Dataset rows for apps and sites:

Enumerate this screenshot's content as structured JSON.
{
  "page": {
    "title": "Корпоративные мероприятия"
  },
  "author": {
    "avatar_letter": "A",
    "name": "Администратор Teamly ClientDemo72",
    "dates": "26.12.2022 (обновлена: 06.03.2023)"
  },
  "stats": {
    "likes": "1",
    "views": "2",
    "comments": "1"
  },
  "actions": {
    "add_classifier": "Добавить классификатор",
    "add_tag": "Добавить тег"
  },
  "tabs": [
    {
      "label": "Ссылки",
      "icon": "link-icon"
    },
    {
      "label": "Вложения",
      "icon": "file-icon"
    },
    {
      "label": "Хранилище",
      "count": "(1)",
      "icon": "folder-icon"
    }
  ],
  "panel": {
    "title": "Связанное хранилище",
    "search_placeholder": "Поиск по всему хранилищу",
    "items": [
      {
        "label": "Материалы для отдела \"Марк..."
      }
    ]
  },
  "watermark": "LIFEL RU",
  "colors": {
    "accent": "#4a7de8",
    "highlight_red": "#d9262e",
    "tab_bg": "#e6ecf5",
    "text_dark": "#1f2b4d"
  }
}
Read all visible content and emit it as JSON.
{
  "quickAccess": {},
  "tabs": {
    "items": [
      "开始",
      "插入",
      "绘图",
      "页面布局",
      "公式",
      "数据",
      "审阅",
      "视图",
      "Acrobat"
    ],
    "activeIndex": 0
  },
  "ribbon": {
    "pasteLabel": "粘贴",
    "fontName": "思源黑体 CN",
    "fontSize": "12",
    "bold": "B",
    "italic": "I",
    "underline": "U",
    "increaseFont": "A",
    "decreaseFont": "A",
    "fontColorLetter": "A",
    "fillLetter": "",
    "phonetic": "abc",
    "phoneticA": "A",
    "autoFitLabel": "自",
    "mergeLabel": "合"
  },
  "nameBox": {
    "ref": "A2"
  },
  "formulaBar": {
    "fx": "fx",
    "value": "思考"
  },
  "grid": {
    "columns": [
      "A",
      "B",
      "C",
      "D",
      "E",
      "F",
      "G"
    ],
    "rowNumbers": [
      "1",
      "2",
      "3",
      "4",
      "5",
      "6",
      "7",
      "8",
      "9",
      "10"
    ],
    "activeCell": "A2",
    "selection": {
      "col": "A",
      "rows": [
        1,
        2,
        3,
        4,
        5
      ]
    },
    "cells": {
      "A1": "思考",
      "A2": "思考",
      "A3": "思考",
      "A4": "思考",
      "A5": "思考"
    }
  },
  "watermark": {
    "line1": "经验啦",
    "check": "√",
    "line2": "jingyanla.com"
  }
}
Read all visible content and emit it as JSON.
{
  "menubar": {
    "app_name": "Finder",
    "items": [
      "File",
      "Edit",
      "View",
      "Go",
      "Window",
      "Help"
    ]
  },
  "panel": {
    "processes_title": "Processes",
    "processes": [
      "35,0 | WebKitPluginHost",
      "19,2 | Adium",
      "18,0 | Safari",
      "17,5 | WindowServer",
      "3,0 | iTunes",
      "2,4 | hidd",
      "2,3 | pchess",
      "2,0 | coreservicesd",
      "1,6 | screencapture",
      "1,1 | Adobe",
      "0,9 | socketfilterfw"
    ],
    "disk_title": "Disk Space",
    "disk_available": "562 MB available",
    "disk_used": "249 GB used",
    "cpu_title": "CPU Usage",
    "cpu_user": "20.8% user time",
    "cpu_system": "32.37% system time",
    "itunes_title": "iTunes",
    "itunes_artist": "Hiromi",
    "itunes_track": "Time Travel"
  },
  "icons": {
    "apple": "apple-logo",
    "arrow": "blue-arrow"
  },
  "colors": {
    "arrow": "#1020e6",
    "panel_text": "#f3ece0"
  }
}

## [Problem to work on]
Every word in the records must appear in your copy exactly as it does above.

## [Result below]
Enumerate this screenshot's content as structured JSON.
{
  "page": {
    "title": "Корпоративные мероприятия"
  },
  "author": {
    "avatar_letter": "A",
    "name": "Администратор Teamly ClientDemo72",
    "dates": "26.12.2022 (обновлена: 06.03.2023)"
  },
  "stats": {
    "likes": "1",
    "views": "2",
    "comments": "1"
  },
  "actions": {
    "add_classifier": "Добавить классификатор",
    "add_tag": "Добавить тег"
  },
  "tabs": [
    {
      "label": "Ссылки",
      "icon": "link-icon"
    },
    {
      "label": "Вложения",
      "icon": "file-icon"
    },
    {
      "label": "Хранилище",
      "count": "(1)",
      "icon": "folder-icon"
    }
  ],
  "panel": {
    "title": "Связанное хранилище",
    "search_placeholder": "Поиск по всему хранилищу",
    "items": [
      {
        "label": "Материалы для отдела \"Марк..."
      }
    ]
  },
  "watermark": "LIFEL RU",
  "colors": {
    "accent": "#4a7de8",
    "highlight_red": "#d9262e",
    "tab_bg": "#e6ecf5",
    "text_dark": "#1f2b4d"
  }
}
Read all visible content and emit it as JSON.
{
  "quickAccess": {},
  "tabs": {
    "items": [
      "开始",
      "插入",
      "绘图",
      "页面布局",
      "公式",
      "数据",
      "审阅",
      "视图",
      "Acrobat"
    ],
    "activeIndex": 0
  },
  "ribbon": {
    "pasteLabel": "粘贴",
    "fontName": "思源黑体 CN",
    "fontSize": "12",
    "bold": "B",
    "italic": "I",
    "underline": "U",
    "increaseFont": "A",
    "decreaseFont": "A",
    "fontColorLetter": "A",
    "fillLetter": "",
    "phonetic": "abc",
    "phoneticA": "A",
    "autoFitLabel": "自",
    "mergeLabel": "合"
  },
  "nameBox": {
    "ref": "A2"
  },
  "formulaBar": {
    "fx": "fx",
    "value": "思考"
  },
  "grid": {
    "columns": [
      "A",
      "B",
      "C",
      "D",
      "E",
      "F",
      "G"
    ],
    "rowNumbers": [
      "1",
      "2",
      "3",
      "4",
      "5",
      "6",
      "7",
      "8",
      "9",
      "10"
    ],
    "activeCell": "A2",
    "selection": {
      "col": "A",
      "rows": [
        1,
        2,
        3,
        4,
        5
      ]
    },
    "cells": {
      "A1": "思考",
      "A2": "思考",
      "A3": "思考",
      "A4": "思考",
      "A5": "思考"
    }
  },
  "watermark": {
    "line1": "经验啦",
    "check": "√",
    "line2": "jingyanla.com"
  }
}
Read all visible content and emit it as JSON.
{
  "menubar": {
    "app_name": "Finder",
    "items": [
      "File",
      "Edit",
      "View",
      "Go",
      "Window",
      "Help"
    ]
  },
  "panel": {
    "processes_title": "Processes",
    "processes": [
      "35,0 | WebKitPluginHost",
      "19,2 | Adium",
      "18,0 | Safari",
      "17,5 | WindowServer",
      "3,0 | iTunes",
      "2,4 | hidd",
      "2,3 | pchess",
      "2,0 | coreservicesd",
      "1,6 | screencapture",
      "1,1 | Adobe",
      "0,9 | socketfilterfw"
    ],
    "disk_title": "Disk Space",
    "disk_available": "562 MB available",
    "disk_used": "249 GB used",
    "cpu_title": "CPU Usage",
    "cpu_user": "20.8% user time",
    "cpu_system": "32.37% system time",
    "itunes_title": "iTunes",
    "itunes_artist": "Hiromi",
    "itunes_track": "Time Travel"
  },
  "icons": {
    "apple": "apple-logo",
    "arrow": "blue-arrow"
  },
  "colors": {
    "arrow": "#1020e6",
    "panel_text": "#f3ece0"
  }
}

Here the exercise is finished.